We are unaware of any legal basis for the Court of Appeals’ distinction of a temporary injury from a permanent injury.  Moreover, OCRM presented no evidence in opposition to Smiley’s affidavit.  There is simply nothing in this record to support the Court of Appeals’ conclusion that any inconvenience will be merely temporary.  The court is then critical of Smiley’s averments of injury characterizing them as a temporary detour in his jogging route and ignoring the other “use and enjoyment” claims made in the affidavit.  Interference with Smiley’s enjoyment of the beach, and his inability to use it for his rehabilitative jogging for at least six months a year for at least the next five years, are sufficient allegations of a “stake in the outcome” to permit Smiley standing to challenge the permit.  SCRAP, supra.
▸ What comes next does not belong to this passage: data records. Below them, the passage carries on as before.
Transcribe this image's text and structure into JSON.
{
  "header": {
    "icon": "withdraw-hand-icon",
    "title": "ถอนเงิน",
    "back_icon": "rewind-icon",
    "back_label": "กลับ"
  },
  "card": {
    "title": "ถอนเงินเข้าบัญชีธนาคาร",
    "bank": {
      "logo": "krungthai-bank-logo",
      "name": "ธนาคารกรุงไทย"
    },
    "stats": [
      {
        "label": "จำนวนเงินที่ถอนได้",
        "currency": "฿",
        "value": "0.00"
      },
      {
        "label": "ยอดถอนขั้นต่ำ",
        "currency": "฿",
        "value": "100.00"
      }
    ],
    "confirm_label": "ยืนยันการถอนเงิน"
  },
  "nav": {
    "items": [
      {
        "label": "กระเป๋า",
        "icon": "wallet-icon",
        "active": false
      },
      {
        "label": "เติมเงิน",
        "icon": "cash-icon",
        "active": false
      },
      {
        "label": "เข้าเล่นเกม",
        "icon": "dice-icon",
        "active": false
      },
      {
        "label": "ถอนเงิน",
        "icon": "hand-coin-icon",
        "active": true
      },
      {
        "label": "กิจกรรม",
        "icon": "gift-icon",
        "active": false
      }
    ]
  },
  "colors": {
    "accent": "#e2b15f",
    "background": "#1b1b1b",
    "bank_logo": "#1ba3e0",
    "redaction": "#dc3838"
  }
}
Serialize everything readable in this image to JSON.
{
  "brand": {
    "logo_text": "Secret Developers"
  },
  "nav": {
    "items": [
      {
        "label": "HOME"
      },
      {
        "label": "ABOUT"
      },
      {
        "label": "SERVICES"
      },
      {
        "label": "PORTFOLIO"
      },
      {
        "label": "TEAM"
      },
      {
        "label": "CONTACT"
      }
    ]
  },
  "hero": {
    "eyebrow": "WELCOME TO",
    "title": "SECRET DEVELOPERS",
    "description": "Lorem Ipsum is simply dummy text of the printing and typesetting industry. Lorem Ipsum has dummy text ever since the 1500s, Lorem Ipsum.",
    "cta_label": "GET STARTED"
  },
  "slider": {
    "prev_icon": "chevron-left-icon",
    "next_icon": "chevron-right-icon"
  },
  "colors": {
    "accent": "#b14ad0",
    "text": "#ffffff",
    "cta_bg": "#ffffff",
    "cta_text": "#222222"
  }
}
We reverse the Court of Appeals’ holding that Smiley merely alleged “temporary inconvenience,” and that his allegations are insufficient.  Smiley’s affidavit demonstrates that he has a direct stake in the permitting decision, and therefore he sufficiently alleges standing.  Lujan, supra; Sea Pines, supra.

The Court of Appeals went on to discuss the Public Trust Doctrine and beach renourishment statutes, and conclude that “The excavation of sand does not substantially impair the public interest and is within the State’s policy of preserving and restoring its beaches, thus [Smiley] has failed to demonstrate how the permit would violate these protections.”  We vacate, in its entirety, this speculative ruling on the merits of Smiley’s claims, which are not germane to the standing issue.


We reverse the Court of Appeals’ decision affirming the rulings that Smiley lacked standing to challenge the Wild Dunes permit, and remand the matter to the ALCD for further proceedings.



[1] Wild Dunes and OCRM have filed a joint brief in this matter.  We will refer to the respondents as OCRM in the opinion.

[2] The statutory scheme was substantially altered in 2006 to conform to the new ALJ/Court of Appeals appellate review scheme.  See 2006 Act No. 387.

[3] We note that Sea Pines did not involve a finding of permanent injury with a concomitant denial of standing.  Rather, the Court held the plaintiffs presented no evidence that their interest in viewing wildlife would be diminished by the permits, and thus failed to demonstrate “any particularized harm.”  Sea Pines, at 606, 550 S.E.2d at 292.  Moreover, the Court held that, assuming the Sea Pines plaintiffs had shown an injury, they “failed to present evidence the injury would be redressed by a favorable decision….,” Id., that is, they failed to meet the third Lujan standing requirement as well as the first.